GaussŐs law


Same for magnets (no fundamental monopoles)

Faraday equation

A changing magnetic field induces and electric field. A magnet pushed and pulled through a loop of wire drives a current around the loop. Since there are no monopoles there is no Ňmagnetic analog of currentÓ.  All N, S are ultimately created by moving electric charge so fundamental fields are generated ultimately by electric charge.

AmpereŐs law with displacement current.

-Currents produce magnetic fields

-Changing electric fields produce magnetic fields.


Field- Let us take the definition of the field and find the field at some points,



Postive point charge

Electric dipole field

Parallel plate capacitor (plates must be large compared to the gap)

Magnetic field of a wire (What field does an electric current generate § AmpereŐs Law

Magnetic field of a loop

Magnetic field of a coil



N-S dipole field

Several loop coil field

Electric charge moving in a circular path can produce a similar ŇexternalÓ field as that due to a N-S dipole.  So to build a actual bar magnet we can line up a set of small loops (atoms)

For a magnetic material you can align the atoms. These atoms need to have some overall rotating charge that can be considered as a loop.  The combined movement of all the electrons in an atom does not always create such a pattern but if it does then the atom possesses a magnetic dipole field. If you can line up these small dipoles there sum will be a large dipole (bar magnet).  Permanent magnets have these dipoles aligned without external fields.  The mechanism that keeps regions aligned to form permanent magnets is called ferromagnetism.

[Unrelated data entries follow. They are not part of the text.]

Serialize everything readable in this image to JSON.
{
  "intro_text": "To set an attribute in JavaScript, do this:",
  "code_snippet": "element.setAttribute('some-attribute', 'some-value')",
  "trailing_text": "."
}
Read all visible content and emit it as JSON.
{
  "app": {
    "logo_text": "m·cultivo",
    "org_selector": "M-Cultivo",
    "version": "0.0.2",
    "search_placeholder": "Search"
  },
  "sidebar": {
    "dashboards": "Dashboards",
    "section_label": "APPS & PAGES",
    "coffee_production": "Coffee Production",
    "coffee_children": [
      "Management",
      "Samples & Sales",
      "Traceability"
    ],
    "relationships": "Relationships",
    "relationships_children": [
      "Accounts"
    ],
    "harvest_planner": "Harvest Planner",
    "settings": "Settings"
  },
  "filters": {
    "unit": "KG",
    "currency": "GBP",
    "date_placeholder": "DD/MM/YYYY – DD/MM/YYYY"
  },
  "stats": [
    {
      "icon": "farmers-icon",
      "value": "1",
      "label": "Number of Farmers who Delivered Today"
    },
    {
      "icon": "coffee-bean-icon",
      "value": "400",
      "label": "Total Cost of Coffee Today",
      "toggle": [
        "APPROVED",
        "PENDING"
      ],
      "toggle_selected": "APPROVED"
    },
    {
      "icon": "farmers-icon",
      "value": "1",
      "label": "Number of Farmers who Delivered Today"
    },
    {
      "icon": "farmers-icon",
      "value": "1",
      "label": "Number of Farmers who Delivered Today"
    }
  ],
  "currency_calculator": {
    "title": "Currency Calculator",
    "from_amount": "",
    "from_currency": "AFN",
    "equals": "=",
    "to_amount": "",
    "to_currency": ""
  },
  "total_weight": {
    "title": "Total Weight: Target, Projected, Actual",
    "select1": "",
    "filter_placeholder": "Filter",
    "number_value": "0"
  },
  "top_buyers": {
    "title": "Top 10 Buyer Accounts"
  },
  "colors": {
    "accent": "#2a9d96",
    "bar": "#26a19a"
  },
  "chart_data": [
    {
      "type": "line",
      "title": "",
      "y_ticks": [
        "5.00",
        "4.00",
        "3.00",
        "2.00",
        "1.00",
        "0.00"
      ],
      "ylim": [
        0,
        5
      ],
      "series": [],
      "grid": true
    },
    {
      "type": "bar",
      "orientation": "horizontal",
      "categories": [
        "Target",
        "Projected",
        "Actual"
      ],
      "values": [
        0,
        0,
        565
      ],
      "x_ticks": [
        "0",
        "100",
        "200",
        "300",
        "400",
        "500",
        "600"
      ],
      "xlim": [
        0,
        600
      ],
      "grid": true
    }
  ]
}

ASIDE (not important) ferro, dia, para are the three ways materials can behave magnetically. For ferromagnets, at short distances, the exchange interaction (Pauli exclusion) is much stronger than the dipole-dipole magnetic interaction. As a result, in a few materials, the ferromagnetic ones, nearby spins tend to align in the same direction. In simple terms, the electrons, which repel one another, can move "further apart" by aligning their spins, so the spins of these electrons tend to line up.


The plastic block with filings suspended in liquid provides a visualization of the field.


Energize a coil of wire we see that it behaves like a N-S bar magnet.  This demonstrates what the pictures above show.



Electric charges attract/repel they are the source of  electric fields.

N,S poles attract and repel and show a similar but different force, the magnetic force.

Moving charges create magnetic fields (attract and repel N, S poles) and are moved (pushed or pulled) by magnetic forces.

There are no fundamental N,S poles but the way moving charges behave they act almost in the same way that N,S poles behave. However the simplest configuration (loop) possesses 2 poles a N and a S pole.  If N,S are simply a manifestation of moving charge there will always be a N_S combination and there is no way to create an isolated effective N or S pole.

The fields E, B are also linked because a changing E or B produces a B or E.  This is easy to demonstrate for the case of changing B.

The complementary relation changing E creates B is critical to the nature of the fields but is not so easily demonstrated nor does it become essential when evaluating many applications. However it is critical to the understanding of light and how energy in the form of the E and B fields can move.  This explains how light reaches us from the sun and how cell phones can launch your messages to your colleagues.